Fort Stirling Park
Fort Stirling Park
In March 1776, American forces built Fort Stirling on this site to protect ships on the East River. They originally named it Fort Half-Moon, because its shape resembled a crescent. The Americans were ousted from Brooklyn after the Battle of Long Island (also known as the Battle of Brooklyn) in August 1776, and the British occupied the fort until 1783. According to tradition, residents of Kings County demolished the fort not long after the British evacuation.
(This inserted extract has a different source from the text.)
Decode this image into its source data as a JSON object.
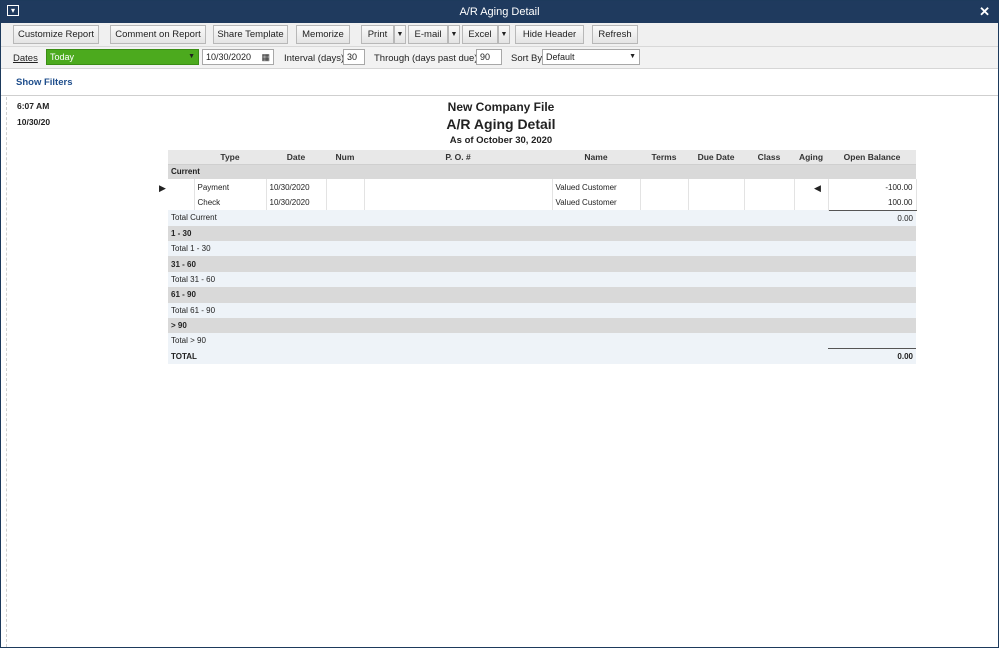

Prior to destroying the fort, however, the American colonists renamed it for Major General William Alexander (17261783), also known as Lord Stirling. An American Revolutionary general, Alexander was considered a nobleman in America despite the fact that his claim to succeed the sixth Earl of Stirling was rejected by the British House of Lords (the upper house of the British Parliament). Stirling served in the French and Indian War (1754-1763), and was noted for his leadership of the Fourth Brigade in the Battle of Long Island in 1776. In a maneuver that permitted 300 American men to escape, Stirling surrendered himself to the British forces. He was later freed in a prisoner exchange and fought at Trenton, New Jersey (December 1776), Brandywine, Pennsylvania (September 1777), Germantown, Pennsylvania (October 1777), and Monmouth, New Jersey (June 1778). Stirling was also renowned for his support of General George Washington (1732-1799) in the Conway Cabal, the supposed plot of October 1778 to replace Washington as commander-in-chief of the Continental Army with General Horatio Gates (1782?-1806).
In 1867, the City of Brooklyn designated this parkland Brooklyn Heights Park. Twenty-one years later, the park became the property of the newly consolidated City of New York. In 1925, the Board of Aldermen voted to rename the site Fort Stirling Park in recognition of its historical significance. At that time, the Fort Greene Chapter of the Daughters of the American Revolution presented the park with a granite tablet to mark the site of Fort Stirling.
Though the park has been in existence since 1867, it was not opened to the public until 1935. That year, Parks Commissioner Robert Moses (1888-1981) developed six “pocket parks” bordering Columbia Heights and Clark, Pierrepont, Pineapple, Orange, Cranberry, and Middagh streets. A 0.074-acre plot containing the commemorative tablet had been separated from the park proper when the IRT (Interborough Rapid Transit) Clark Street Tunnel was built in 1904. In 1966, the Brooklyn Heights Association urged Parks to add this parcel back to Fort Stirling Park in order to preserve the park’s river views. The plot appeared on the City's surplus auction list in 1971 and was subsequently added to the park, bringing it to its current acreage. A black iron fence surrounds the park, a plaque commemorates Fort Stirling, and visitors can view the Brooklyn Bridge, the East River, and the Manhattan skyline.